**Information provided**:
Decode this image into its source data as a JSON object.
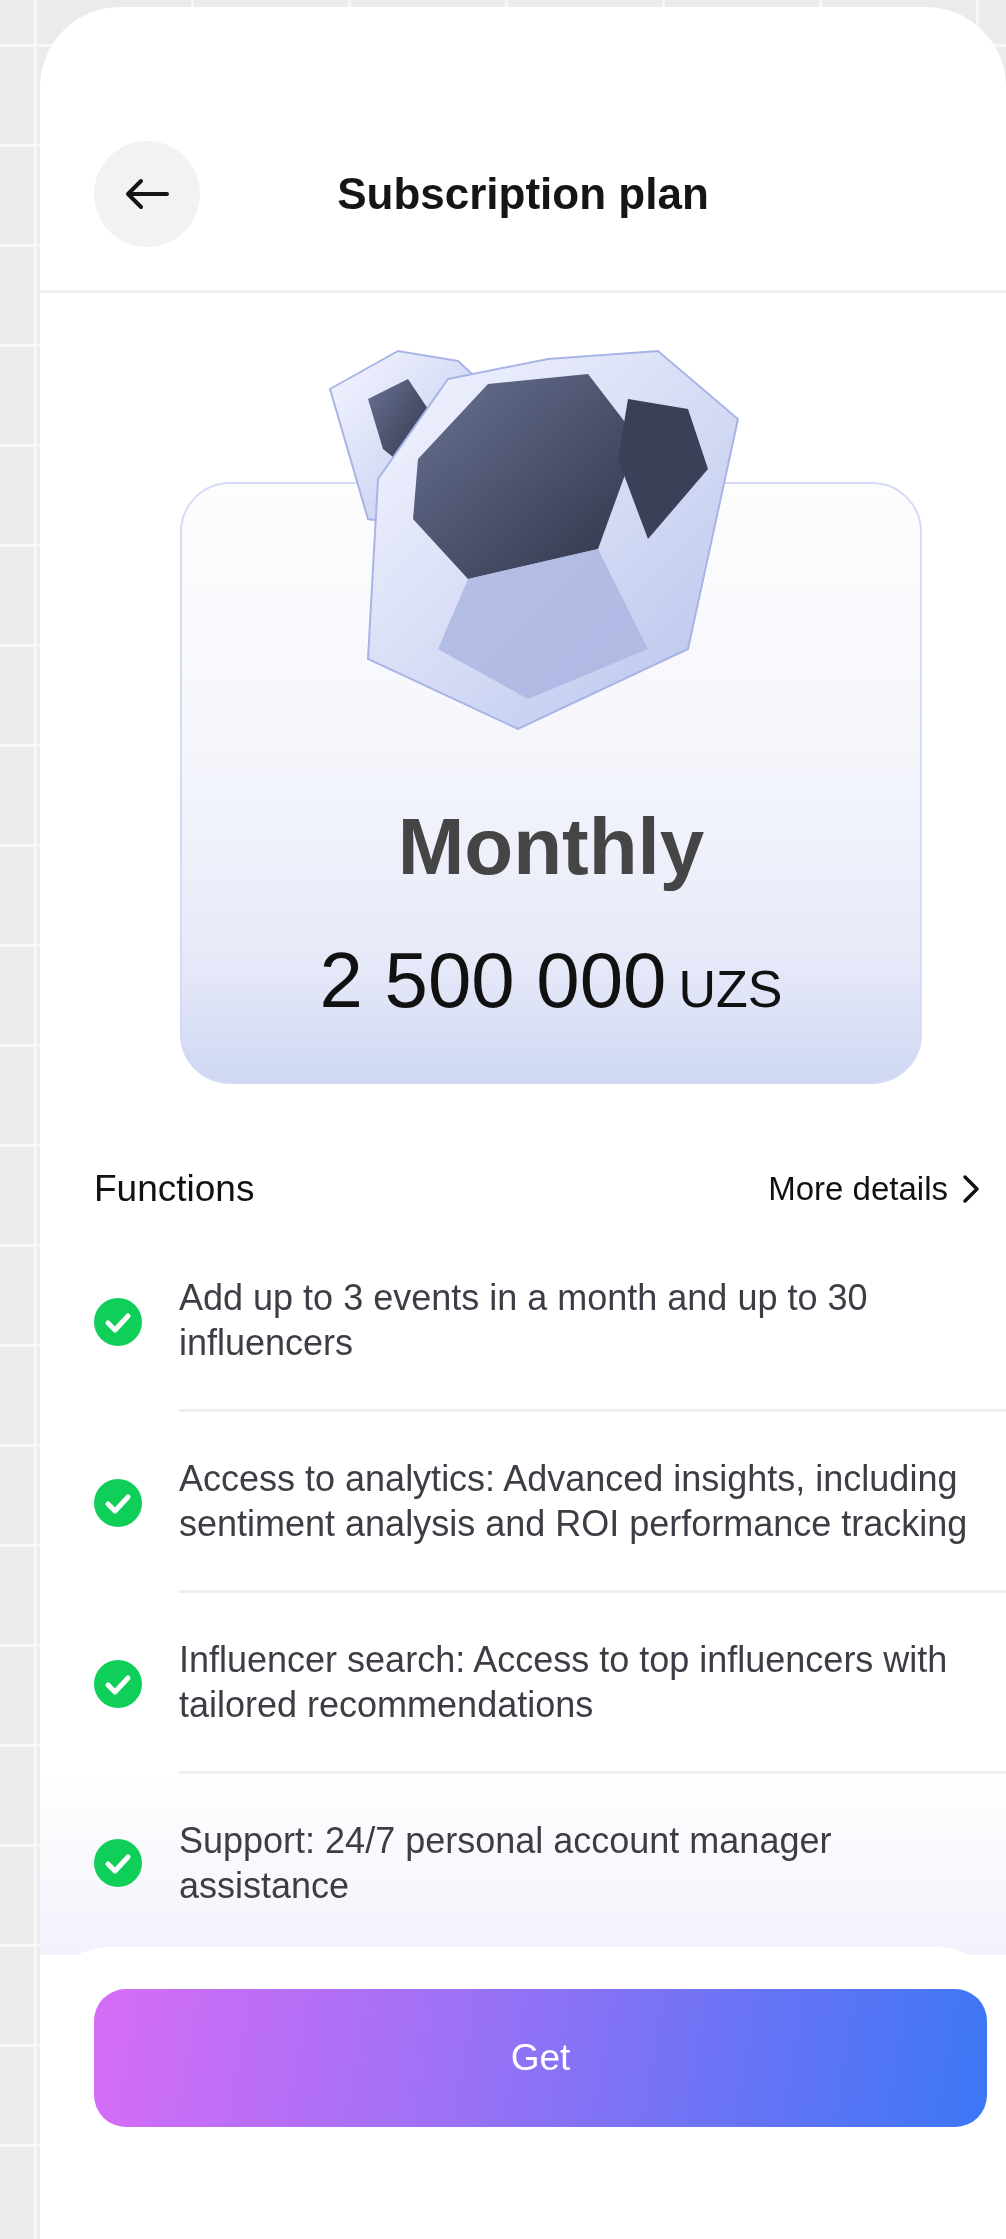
{
  "header": {
    "title": "Subscription plan"
  },
  "plan": {
    "name": "Monthly",
    "price": "2 500 000",
    "currency": "UZS"
  },
  "functions": {
    "title": "Functions",
    "more_link": "More details",
    "items": [
      "Add up to 3 events in a month and up to 30 influencers",
      "Access to analytics: Advanced insights, including sentiment analysis and ROI performance tracking",
      "Influencer search: Access to top influencers with tailored recommendations",
      "Support: 24/7 personal account manager assistance"
    ]
  },
  "action_button": "Get"
}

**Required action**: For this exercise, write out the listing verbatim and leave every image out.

**Worked solution**:
Decode this image into its source data as a JSON object.
{
  "header": {
    "title": "Subscription plan"
  },
  "plan": {
    "name": "Monthly",
    "price": "2 500 000",
    "currency": "UZS"
  },
  "functions": {
    "title": "Functions",
    "more_link": "More details",
    "items": [
      "Add up to 3 events in a month and up to 30 influencers",
      "Access to analytics: Advanced insights, including sentiment analysis and ROI performance tracking",
      "Influencer search: Access to top influencers with tailored recommendations",
      "Support: 24/7 personal account manager assistance"
    ]
  },
  "action_button": "Get"
}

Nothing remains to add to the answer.